The Badaliya was founded by Louis Massignon in 1934 and I would say that he too was a "herald" of the messengers of faith that he recognized well before the rest of the world at the time. One was the foundress of the Carmelite Monasteries in the Holy Land, Mariam Baouardy whose religious name is Maryam of Jesus Crucified. Early in the 20th century, well before she was beatified or canonized by the Church as a Saint, he called her the Patron Saint of the Holy Land. We dedicated our renewal of the spirit of the Badaliya USA to her in 2002.

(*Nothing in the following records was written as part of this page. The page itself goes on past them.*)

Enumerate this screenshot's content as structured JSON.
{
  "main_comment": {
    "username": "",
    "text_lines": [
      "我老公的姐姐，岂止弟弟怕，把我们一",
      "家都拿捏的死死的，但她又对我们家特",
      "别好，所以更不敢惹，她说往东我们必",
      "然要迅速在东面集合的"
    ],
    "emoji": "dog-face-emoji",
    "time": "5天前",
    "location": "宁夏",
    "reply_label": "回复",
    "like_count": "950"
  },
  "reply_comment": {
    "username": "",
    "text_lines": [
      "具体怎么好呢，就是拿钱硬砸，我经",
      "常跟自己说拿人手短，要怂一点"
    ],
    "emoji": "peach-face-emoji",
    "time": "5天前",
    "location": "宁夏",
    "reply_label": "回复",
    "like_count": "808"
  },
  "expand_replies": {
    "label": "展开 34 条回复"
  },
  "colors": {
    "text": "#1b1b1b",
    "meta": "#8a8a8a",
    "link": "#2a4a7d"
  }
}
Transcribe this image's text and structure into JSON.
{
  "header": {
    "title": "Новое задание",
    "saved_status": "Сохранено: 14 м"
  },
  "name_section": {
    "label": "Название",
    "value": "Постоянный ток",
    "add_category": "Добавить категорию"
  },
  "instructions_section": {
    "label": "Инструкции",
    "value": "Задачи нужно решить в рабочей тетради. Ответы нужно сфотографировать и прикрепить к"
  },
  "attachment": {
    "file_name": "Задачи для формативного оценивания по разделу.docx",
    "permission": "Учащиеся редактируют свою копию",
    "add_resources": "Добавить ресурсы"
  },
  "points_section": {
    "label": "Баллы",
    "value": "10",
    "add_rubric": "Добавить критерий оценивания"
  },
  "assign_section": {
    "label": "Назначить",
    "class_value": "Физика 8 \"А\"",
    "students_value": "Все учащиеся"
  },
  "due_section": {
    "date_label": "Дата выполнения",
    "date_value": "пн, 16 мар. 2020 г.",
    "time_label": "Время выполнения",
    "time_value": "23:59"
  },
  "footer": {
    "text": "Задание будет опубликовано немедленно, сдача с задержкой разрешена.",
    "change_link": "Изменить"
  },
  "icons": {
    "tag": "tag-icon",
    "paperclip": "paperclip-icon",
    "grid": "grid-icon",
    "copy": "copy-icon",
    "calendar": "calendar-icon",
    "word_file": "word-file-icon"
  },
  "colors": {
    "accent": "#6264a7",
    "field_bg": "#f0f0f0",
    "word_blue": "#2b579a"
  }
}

At the very beginning of his own spiritual journey, Louis Massignon wrote to Charles de Foucauld, a hermit Priest living and serving a Berber Muslim tribe in the Algerian Sahara, called the Touareg. During the years of their correspondence, after their one meeting in Paris in 1909, Massignon came to see Foucauld as a mentor and "older brother". When Foucauld was killed during World War I in 1916, his writings and spiritual legacy would have been lost had not Massignon taken it upon himself to publish them and encourage René Bazin to write the Hermit Priest's first biography. The first religious communities adopting the spirituality of Charles de Foucauld and encouraged by Massignon, were not established until the 1930's and then a blossoming of lay communities of men, women, priests and religious were established all over the world, called Jesus Caritas, or the Fraternities.

On November 13, 2005, Charles de Foucauld was Beatified and listed as a martyr in the Catholic Church with the title, Blessed. On May 26, 2020 Pope Francis authorized the decrees attributing a miracle to the intercession of Blessed Charles de Foucauld, known as Charles of Jesus. That means that he can be canonized as a Saint in the Roman Catholic Church.

During World War I, in October 1916, "Massignon wrote to the hermit priest of his decision to request to be sent into combat. For Brother Charles, still a soldier in his heart, devoted to both his country and his God, choosing danger and hardship of combat was part of the sacrifice and devotion of a Christian. His letter to encourage Louis' choice was written a few hours before his own tragic death on December 16, 1916. In it he prayed that God would preserve Massignons' life, suggesting to Louis that he had somehow fulfilled the desires of the former officer. Massignon did not find out about Foucauld's death until his wife sent a newspaper clipping that arrived on January 27, 1917. He wrote," By a strange exchange, he was killed and I was protected ... Beside myself, I climbed onto the parapet of the snow-covered trench, seized by a feeling of sacred joy. And cried out, 'he found his way, he succeeded'."

Massignon always knew that his friend and mentor was a Saint and that his death was truly a martyrdom of one who sacrifices his own life out of love and devotion to God in Christ Jesus. That is why I call Massignon a "herald".

The Badaliya community looks forward to that day when Blessed Charles de Foucauld is canonized as a Saint. May we all rejoice in this very difficult moment of pandemic, protests and clearly big changes in our lives, that a great soul has been recognized. May the efforts of so many people around the world to affect the changes needed in our institutions to truly protect the dignity and worth of every human being no matter their religious, ethnic, or racial identity be acted upon and may the prophets of Islam and Christianity continue to be heralds of health, peace and justice throughout the world.

Be well, be safe and have a blessed summer.

Peace to you,

Quotations found at soundvision.com and "Dialogues with Saints and Mystics: in the Spirit of Louis Massignon" p. 75.

(See www.dcbuck.com for all past letters to the Badaliya and Peace Islands Institute)